There are a number of studies and surveys that demonstrate a positive effect of tissue flossing on active and passive range of motion, a positive effect on delayed onset muscle soreness (DOMS), and a proven positive effect on subjective improvement in freedom of movement. The effect of therapy is still not clearly demonstrated. However, many authors describe several theories that could explain the positive effects of a given treatment method. One of the most mentioned theories is the gate control theory of pain, which can be used to explain the analgesic effect of flossband application. Due to the dispersive effect of the application of flossbands, the synovial fluid liquefies and the joint blockage is subsequently removed, the intercellular fluid liquefies and consequently improved displacement of individual deep fascia layers or reactive hyperemia effect, which causes the treated site to bleed more after removal of the flossing tape. Other theories of the effect include the removal of pathological crosslinks, the “sponge effect” of soft tissues, or the promotion of afferentation from the treated site. The positive effect of tissue flossing therapy is immediately observable by the therapist within a few tens of seconds, maximum minutes.
Flossband can be used at any stage of rehabilitation. Therefore, it is applicable to most acute and chronic musculoskeletal problems. In post-traumatic conditions, the flossband can be used adequately for the given stage of healing, for example in the alarm or inflammatory phase to reduce swelling or in the proliferative phase to create an adequate impulse for soft tissue regeneration.

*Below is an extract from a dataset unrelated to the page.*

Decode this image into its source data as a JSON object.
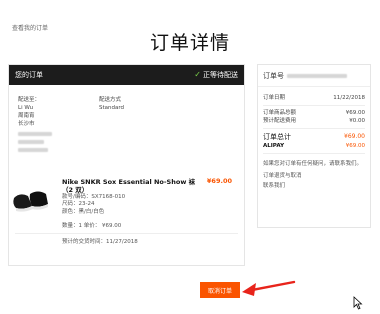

You can watch our videos or sign up for a course led directly by a physiotherapist and the founder of a two-day course called “Therapeutic use of Spophy Flossband”.